BEGIN DATA SECTION
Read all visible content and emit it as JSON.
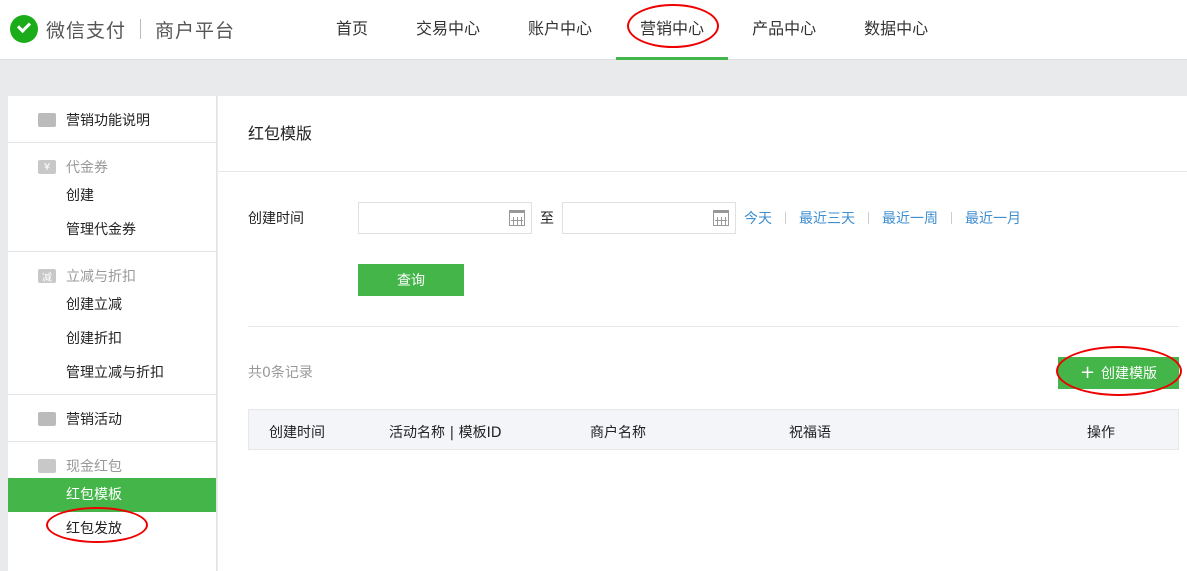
{
  "header": {
    "brand": "微信支付",
    "product": "商户平台",
    "nav": [
      {
        "label": "首页"
      },
      {
        "label": "交易中心"
      },
      {
        "label": "账户中心"
      },
      {
        "label": "营销中心"
      },
      {
        "label": "产品中心"
      },
      {
        "label": "数据中心"
      }
    ],
    "active_nav": "营销中心"
  },
  "sidebar": {
    "groups": [
      {
        "title": "营销功能说明",
        "icon": "book-icon",
        "items": []
      },
      {
        "title": "代金券",
        "icon": "yen-icon",
        "items": [
          "创建",
          "管理代金券"
        ]
      },
      {
        "title": "立减与折扣",
        "icon": "minus-badge-icon",
        "icon_text": "减",
        "items": [
          "创建立减",
          "创建折扣",
          "管理立减与折扣"
        ]
      },
      {
        "title": "营销活动",
        "icon": "gift-icon",
        "items": []
      },
      {
        "title": "现金红包",
        "icon": "red-packet-icon",
        "items": [
          "红包模板",
          "红包发放"
        ]
      }
    ],
    "active_item": "红包模板"
  },
  "main": {
    "title": "红包模版",
    "filter": {
      "label": "创建时间",
      "start_placeholder": "",
      "end_placeholder": "",
      "to": "至",
      "quick": [
        "今天",
        "最近三天",
        "最近一周",
        "最近一月"
      ],
      "query_button": "查询"
    },
    "record_count": "共0条记录",
    "create_button": "创建模版",
    "table": {
      "columns": [
        "创建时间",
        "活动名称 | 模板ID",
        "商户名称",
        "祝福语",
        "操作"
      ],
      "rows": []
    }
  },
  "colors": {
    "accent": "#44b549",
    "link": "#3e8ed0",
    "annotation": "#e00000"
  }
}
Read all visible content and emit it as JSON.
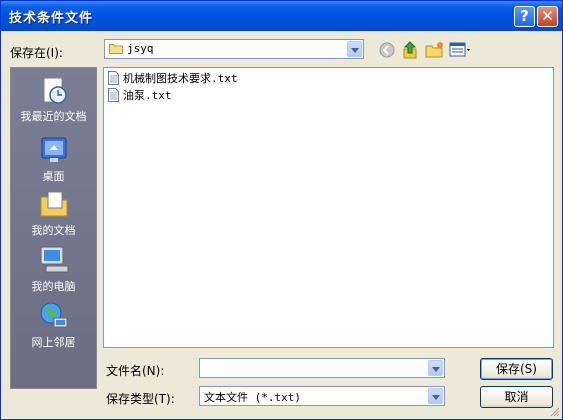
{
  "window": {
    "title": "技术条件文件"
  },
  "titlebar": {
    "help_label": "?",
    "close_label": "✕"
  },
  "lookin": {
    "label": "保存在(I):",
    "value": "jsyq"
  },
  "places": [
    {
      "label": "我最近的文档",
      "icon": "recent-documents-icon"
    },
    {
      "label": "桌面",
      "icon": "desktop-icon"
    },
    {
      "label": "我的文档",
      "icon": "my-documents-icon"
    },
    {
      "label": "我的电脑",
      "icon": "my-computer-icon"
    },
    {
      "label": "网上邻居",
      "icon": "network-places-icon"
    }
  ],
  "files": [
    {
      "name": "机械制图技术要求.txt"
    },
    {
      "name": "油泵.txt"
    }
  ],
  "filename": {
    "label": "文件名(N):",
    "value": ""
  },
  "filetype": {
    "label": "保存类型(T):",
    "value": "文本文件 (*.txt)"
  },
  "buttons": {
    "save": "保存(S)",
    "cancel": "取消"
  },
  "colors": {
    "title_bar": "#0054e3",
    "window_face": "#ece9d8",
    "places_bar": "#75778a"
  }
}
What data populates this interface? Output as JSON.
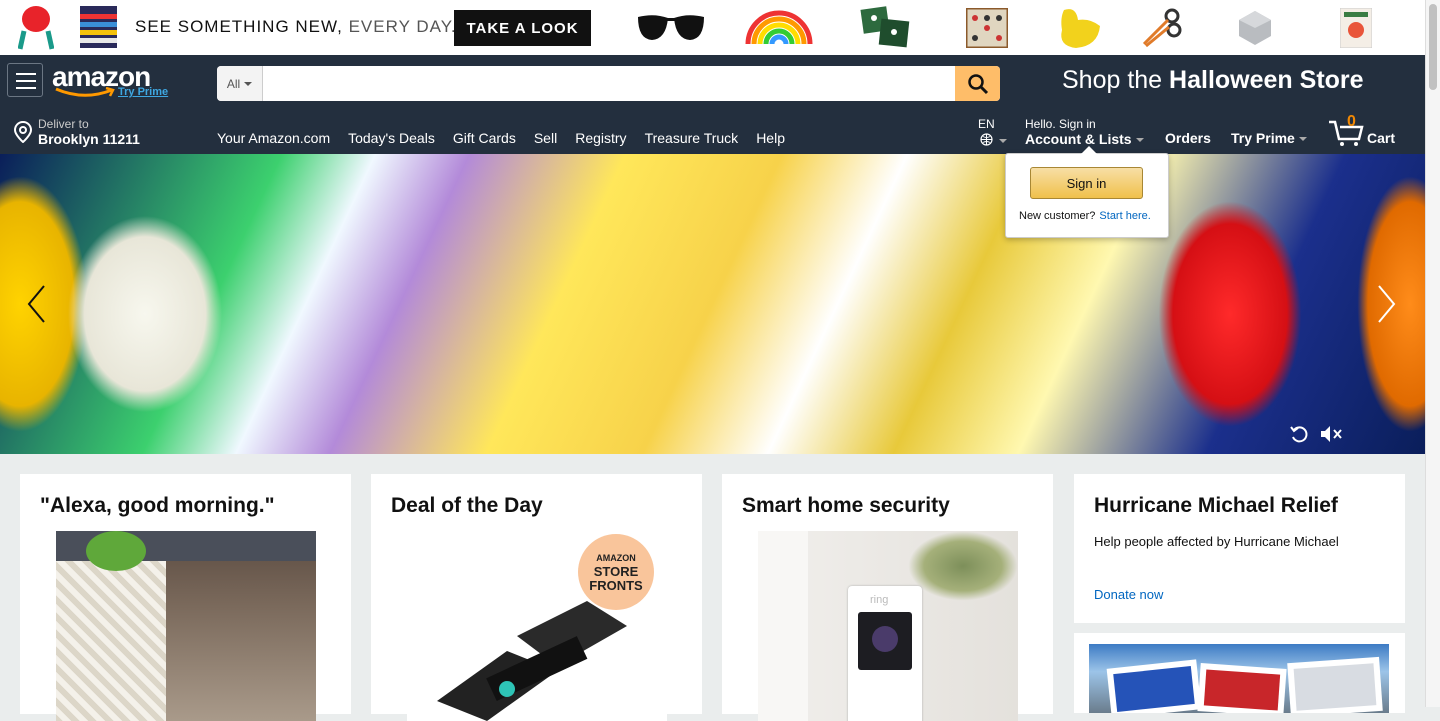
{
  "promo": {
    "tagline_a": "SEE SOMETHING NEW,",
    "tagline_b": "EVERY DAY.",
    "cta_label": "TAKE A LOOK",
    "products": [
      "balloon-icon",
      "blanket-icon",
      "sunglasses-icon",
      "rainbow-icon",
      "pillows-icon",
      "connect-four-icon",
      "duck-icon",
      "scissors-icon",
      "speaker-icon",
      "snack-box-icon"
    ]
  },
  "nav": {
    "logo_word": "amazon",
    "logo_sub": "Try Prime",
    "search": {
      "category": "All",
      "placeholder": "",
      "value": ""
    },
    "banner_pre": "Shop the",
    "banner_bold": "Halloween Store",
    "deliver_line1": "Deliver to",
    "deliver_line2": "Brooklyn 11211",
    "links": [
      "Your Amazon.com",
      "Today's Deals",
      "Gift Cards",
      "Sell",
      "Registry",
      "Treasure Truck",
      "Help"
    ],
    "lang": "EN",
    "account_line1": "Hello. Sign in",
    "account_line2": "Account & Lists",
    "orders": "Orders",
    "try_prime": "Try Prime",
    "cart_count": "0",
    "cart_label": "Cart"
  },
  "popover": {
    "signin_label": "Sign in",
    "new_customer": "New customer?",
    "start_here": "Start here."
  },
  "cards": [
    {
      "title": "\"Alexa, good morning.\""
    },
    {
      "title": "Deal of the Day",
      "badge": [
        "AMAZON",
        "STORE",
        "FRONTS"
      ]
    },
    {
      "title": "Smart home security",
      "brand": "ring"
    }
  ],
  "relief": {
    "title": "Hurricane Michael Relief",
    "subtitle": "Help people affected by Hurricane Michael",
    "link": "Donate now"
  },
  "colors": {
    "nav_bg": "#232f3e",
    "search_btn": "#febd69",
    "cart_count": "#f08804",
    "link": "#0066c0"
  }
}
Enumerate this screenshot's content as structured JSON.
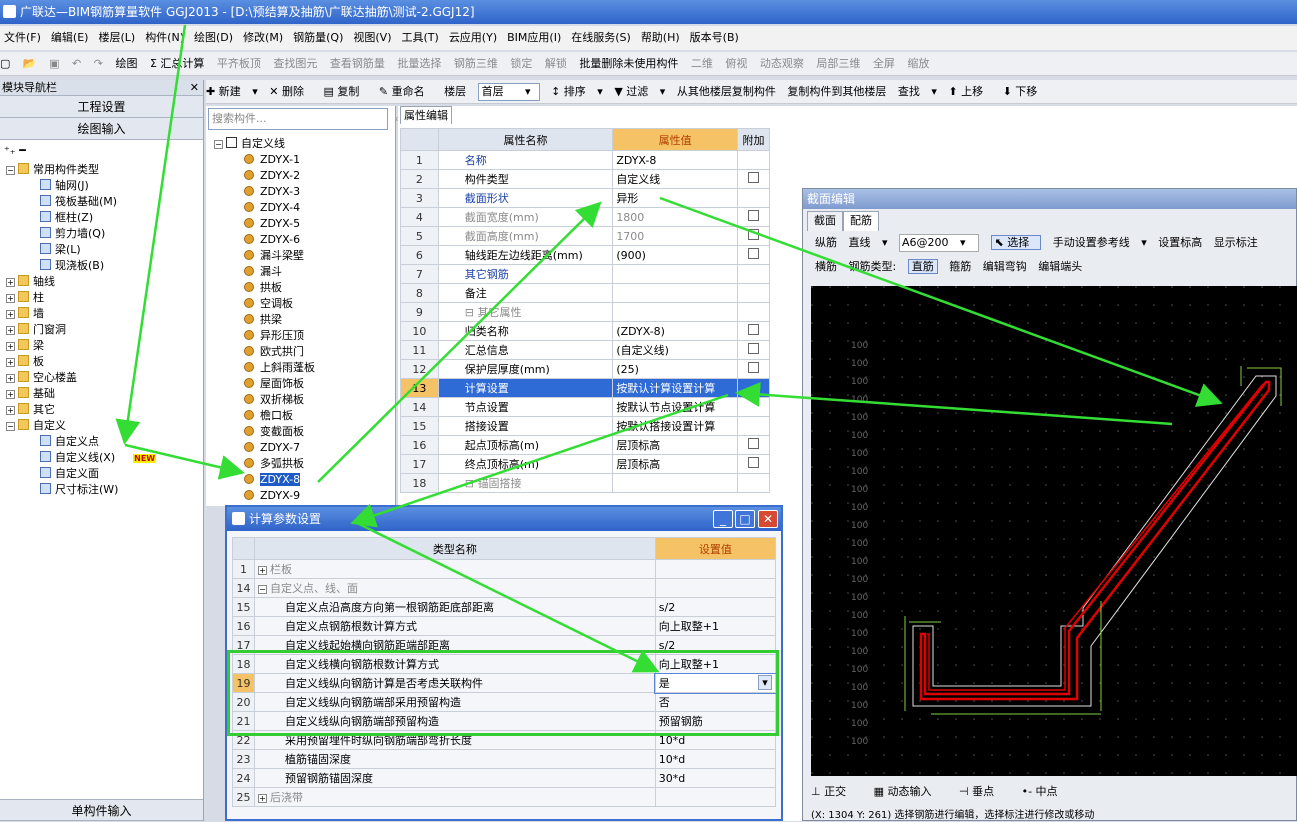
{
  "window": {
    "title": "广联达—BIM钢筋算量软件 GGJ2013 - [D:\\预结算及抽筋\\广联达抽筋\\测试-2.GGJ12]"
  },
  "menu": [
    "文件(F)",
    "编辑(E)",
    "楼层(L)",
    "构件(N)",
    "绘图(D)",
    "修改(M)",
    "钢筋量(Q)",
    "视图(V)",
    "工具(T)",
    "云应用(Y)",
    "BIM应用(I)",
    "在线服务(S)",
    "帮助(H)",
    "版本号(B)"
  ],
  "toolbar1": {
    "draw": "绘图",
    "sum": "Σ 汇总计算",
    "flat_roof": "平齐板顶",
    "find_elem": "查找图元",
    "view_rebar": "查看钢筋量",
    "batch_select": "批量选择",
    "rebar_3d": "钢筋三维",
    "lock": "锁定",
    "unlock": "解锁",
    "batch_delete": "批量删除未使用构件",
    "view_2d": "二维",
    "top_view": "俯视",
    "dynamic": "动态观察",
    "local_3d": "局部三维",
    "fullscreen": "全屏",
    "zoom": "缩放"
  },
  "nav": {
    "header": "模块导航栏",
    "btn_project": "工程设置",
    "btn_draw": "绘图输入",
    "btn_single": "单构件输入",
    "items": [
      {
        "label": "常用构件类型",
        "level": 0,
        "kind": "folder",
        "exp": "−"
      },
      {
        "label": "轴网(J)",
        "level": 1,
        "kind": "item"
      },
      {
        "label": "筏板基础(M)",
        "level": 1,
        "kind": "item"
      },
      {
        "label": "框柱(Z)",
        "level": 1,
        "kind": "item"
      },
      {
        "label": "剪力墙(Q)",
        "level": 1,
        "kind": "item"
      },
      {
        "label": "梁(L)",
        "level": 1,
        "kind": "item"
      },
      {
        "label": "现浇板(B)",
        "level": 1,
        "kind": "item"
      },
      {
        "label": "轴线",
        "level": 0,
        "kind": "folder",
        "exp": "+"
      },
      {
        "label": "柱",
        "level": 0,
        "kind": "folder",
        "exp": "+"
      },
      {
        "label": "墙",
        "level": 0,
        "kind": "folder",
        "exp": "+"
      },
      {
        "label": "门窗洞",
        "level": 0,
        "kind": "folder",
        "exp": "+"
      },
      {
        "label": "梁",
        "level": 0,
        "kind": "folder",
        "exp": "+"
      },
      {
        "label": "板",
        "level": 0,
        "kind": "folder",
        "exp": "+"
      },
      {
        "label": "空心楼盖",
        "level": 0,
        "kind": "folder",
        "exp": "+"
      },
      {
        "label": "基础",
        "level": 0,
        "kind": "folder",
        "exp": "+"
      },
      {
        "label": "其它",
        "level": 0,
        "kind": "folder",
        "exp": "+"
      },
      {
        "label": "自定义",
        "level": 0,
        "kind": "folder",
        "exp": "−"
      },
      {
        "label": "自定义点",
        "level": 1,
        "kind": "item"
      },
      {
        "label": "自定义线(X)",
        "level": 1,
        "kind": "item"
      },
      {
        "label": "自定义面",
        "level": 1,
        "kind": "item"
      },
      {
        "label": "尺寸标注(W)",
        "level": 1,
        "kind": "item"
      }
    ],
    "new_badge": "NEW"
  },
  "toolbar2": {
    "new": "新建",
    "delete": "删除",
    "copy": "复制",
    "rename": "重命名",
    "floor_label": "楼层",
    "floor_value": "首层",
    "sort": "排序",
    "filter": "过滤",
    "copy_from": "从其他楼层复制构件",
    "copy_to": "复制构件到其他楼层",
    "find": "查找",
    "up": "上移",
    "down": "下移"
  },
  "complist": {
    "search_placeholder": "搜索构件...",
    "root": "自定义线",
    "items": [
      "ZDYX-1",
      "ZDYX-2",
      "ZDYX-3",
      "ZDYX-4",
      "ZDYX-5",
      "ZDYX-6",
      "漏斗梁壁",
      "漏斗",
      "拱板",
      "空调板",
      "拱梁",
      "异形压顶",
      "欧式拱门",
      "上斜雨蓬板",
      "屋面饰板",
      "双折梯板",
      "檐口板",
      "变截面板",
      "ZDYX-7",
      "多弧拱板",
      "ZDYX-8",
      "ZDYX-9"
    ],
    "selected": "ZDYX-8"
  },
  "props": {
    "tab": "属性编辑",
    "headers": [
      "属性名称",
      "属性值",
      "附加"
    ],
    "rows": [
      {
        "n": "1",
        "name": "名称",
        "value": "ZDYX-8",
        "blue": true,
        "chk": false
      },
      {
        "n": "2",
        "name": "构件类型",
        "value": "自定义线",
        "chk": true
      },
      {
        "n": "3",
        "name": "截面形状",
        "value": "异形",
        "blue": true,
        "chk": false
      },
      {
        "n": "4",
        "name": "截面宽度(mm)",
        "value": "1800",
        "grey": true,
        "chk": true
      },
      {
        "n": "5",
        "name": "截面高度(mm)",
        "value": "1700",
        "grey": true,
        "chk": true
      },
      {
        "n": "6",
        "name": "轴线距左边线距离(mm)",
        "value": "(900)",
        "chk": true
      },
      {
        "n": "7",
        "name": "其它钢筋",
        "value": "",
        "blue": true,
        "chk": false
      },
      {
        "n": "8",
        "name": "备注",
        "value": "",
        "chk": false
      },
      {
        "n": "9",
        "name": "⊟ 其它属性",
        "value": "",
        "grey": true,
        "chk": false
      },
      {
        "n": "10",
        "name": "归类名称",
        "value": "(ZDYX-8)",
        "indent": true,
        "chk": true
      },
      {
        "n": "11",
        "name": "汇总信息",
        "value": "(自定义线)",
        "indent": true,
        "chk": true
      },
      {
        "n": "12",
        "name": "保护层厚度(mm)",
        "value": "(25)",
        "indent": true,
        "chk": true
      },
      {
        "n": "13",
        "name": "计算设置",
        "value": "按默认计算设置计算",
        "indent": true,
        "chk": false,
        "hl": true
      },
      {
        "n": "14",
        "name": "节点设置",
        "value": "按默认节点设置计算",
        "indent": true,
        "chk": false
      },
      {
        "n": "15",
        "name": "搭接设置",
        "value": "按默认搭接设置计算",
        "indent": true,
        "chk": false
      },
      {
        "n": "16",
        "name": "起点顶标高(m)",
        "value": "层顶标高",
        "indent": true,
        "chk": true
      },
      {
        "n": "17",
        "name": "终点顶标高(m)",
        "value": "层顶标高",
        "indent": true,
        "chk": true
      },
      {
        "n": "18",
        "name": "⊟ 锚固搭接",
        "value": "",
        "grey": true,
        "chk": false
      }
    ]
  },
  "section": {
    "title": "截面编辑",
    "tabs": [
      "截面",
      "配筋"
    ],
    "row1": {
      "dir": "纵筋",
      "line": "直线",
      "spec": "A6@200",
      "select": "选择",
      "ref": "手动设置参考线",
      "elev": "设置标高",
      "show": "显示标注"
    },
    "row2": {
      "horiz": "横筋",
      "type_label": "钢筋类型:",
      "straight": "直筋",
      "stirrup": "箍筋",
      "hook": "编辑弯钩",
      "end": "编辑端头"
    },
    "grid_labels": [
      "100",
      "100",
      "100",
      "100",
      "100",
      "100",
      "100",
      "100",
      "100",
      "100",
      "100",
      "100",
      "100",
      "100",
      "100",
      "100",
      "100",
      "100",
      "100",
      "100",
      "100",
      "100",
      "100"
    ],
    "footer": {
      "ortho": "正交",
      "dyn": "动态输入",
      "perp": "垂点",
      "mid": "中点"
    },
    "status": "(X: 1304 Y: 261)  选择钢筋进行编辑，选择标注进行修改或移动"
  },
  "calc": {
    "title": "计算参数设置",
    "headers": [
      "类型名称",
      "设置值"
    ],
    "rows": [
      {
        "n": "1",
        "name": "栏板",
        "value": "",
        "group": "+"
      },
      {
        "n": "14",
        "name": "自定义点、线、面",
        "value": "",
        "group": "−"
      },
      {
        "n": "15",
        "name": "自定义点沿高度方向第一根钢筋距底部距离",
        "value": "s/2"
      },
      {
        "n": "16",
        "name": "自定义点钢筋根数计算方式",
        "value": "向上取整+1"
      },
      {
        "n": "17",
        "name": "自定义线起始横向钢筋距端部距离",
        "value": "s/2"
      },
      {
        "n": "18",
        "name": "自定义线横向钢筋根数计算方式",
        "value": "向上取整+1"
      },
      {
        "n": "19",
        "name": "自定义线纵向钢筋计算是否考虑关联构件",
        "value": "是",
        "active": true
      },
      {
        "n": "20",
        "name": "自定义线纵向钢筋端部采用预留构造",
        "value": "否"
      },
      {
        "n": "21",
        "name": "自定义线纵向钢筋端部预留构造",
        "value": "预留钢筋"
      },
      {
        "n": "22",
        "name": "采用预留埋件时纵向钢筋端部弯折长度",
        "value": "10*d"
      },
      {
        "n": "23",
        "name": "植筋锚固深度",
        "value": "10*d"
      },
      {
        "n": "24",
        "name": "预留钢筋锚固深度",
        "value": "30*d"
      },
      {
        "n": "25",
        "name": "后浇带",
        "value": "",
        "group": "+"
      }
    ]
  },
  "colors": {
    "accent": "#2f63c9",
    "annotation": "#33cc33",
    "highlight": "#f6c266"
  }
}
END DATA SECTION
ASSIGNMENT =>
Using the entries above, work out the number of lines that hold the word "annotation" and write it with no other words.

RESULT FOR THIS TASK =>
2